# Task statement:
If a record holds a picture, drop the picture and repeat everything else word for word.

# Extracted information:
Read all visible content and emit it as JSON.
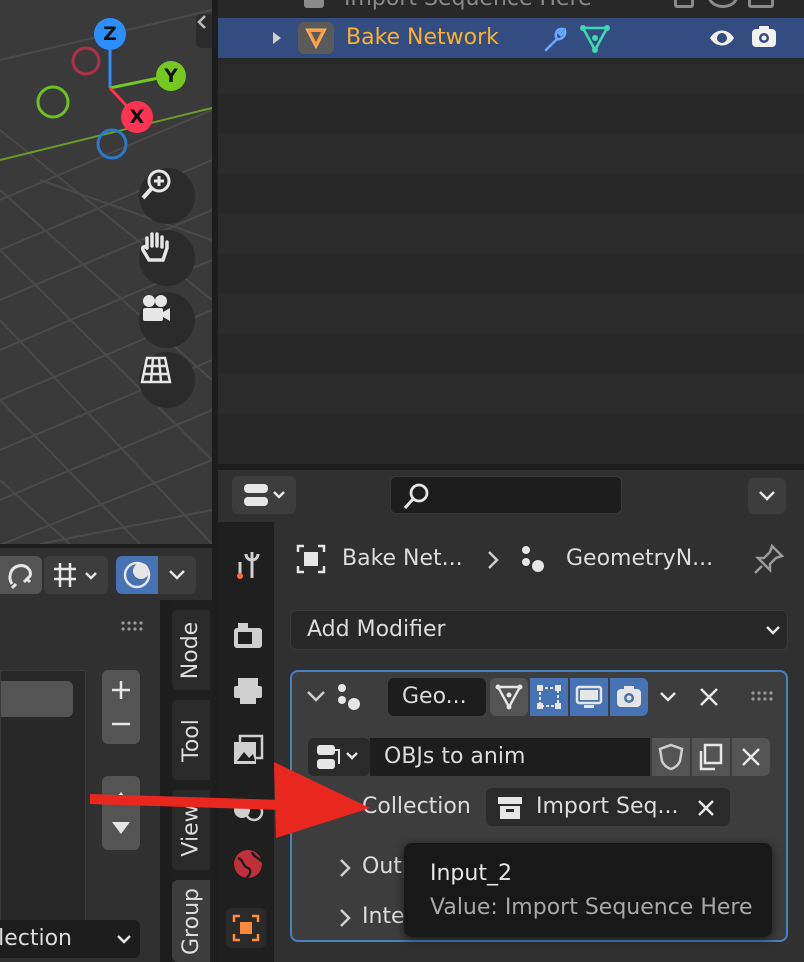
{
  "outliner": {
    "row_top_label": "Import Sequence Here",
    "row_selected_label": "Bake Network"
  },
  "properties": {
    "breadcrumb_object": "Bake Net...",
    "breadcrumb_modifier": "GeometryN...",
    "add_modifier_label": "Add Modifier",
    "modifier_name": "Geo...",
    "node_group_name": "OBJs to anim",
    "collection_label": "Collection",
    "collection_value": "Import Seq...",
    "output_label_partial": "Outp",
    "internal_label_partial": "Inte"
  },
  "tooltip": {
    "title": "Input_2",
    "value": "Value: Import Sequence Here"
  },
  "node_editor": {
    "tabs": [
      "Node",
      "Tool",
      "View",
      "Group"
    ],
    "dropdown_partial": "llection"
  },
  "viewport": {
    "axis_z": "Z",
    "axis_y": "Y",
    "axis_x": "X"
  },
  "colors": {
    "selected_row": "#334d80",
    "selected_text": "#ffaf29",
    "accent_blue": "#4772b3",
    "arrow_red": "#e8281e"
  }
}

# Answer to the problem:
Read all visible content and emit it as JSON.
{
  "outliner": {
    "row_top_label": "Import Sequence Here",
    "row_selected_label": "Bake Network"
  },
  "properties": {
    "breadcrumb_object": "Bake Net...",
    "breadcrumb_modifier": "GeometryN...",
    "add_modifier_label": "Add Modifier",
    "modifier_name": "Geo...",
    "node_group_name": "OBJs to anim",
    "collection_label": "Collection",
    "collection_value": "Import Seq...",
    "output_label_partial": "Outp",
    "internal_label_partial": "Inte"
  },
  "tooltip": {
    "title": "Input_2",
    "value": "Value: Import Sequence Here"
  },
  "node_editor": {
    "tabs": [
      "Node",
      "Tool",
      "View",
      "Group"
    ],
    "dropdown_partial": "llection"
  },
  "viewport": {
    "axis_z": "Z",
    "axis_y": "Y",
    "axis_x": "X"
  },
  "colors": {
    "selected_row": "#334d80",
    "selected_text": "#ffaf29",
    "accent_blue": "#4772b3",
    "arrow_red": "#e8281e"
  }
}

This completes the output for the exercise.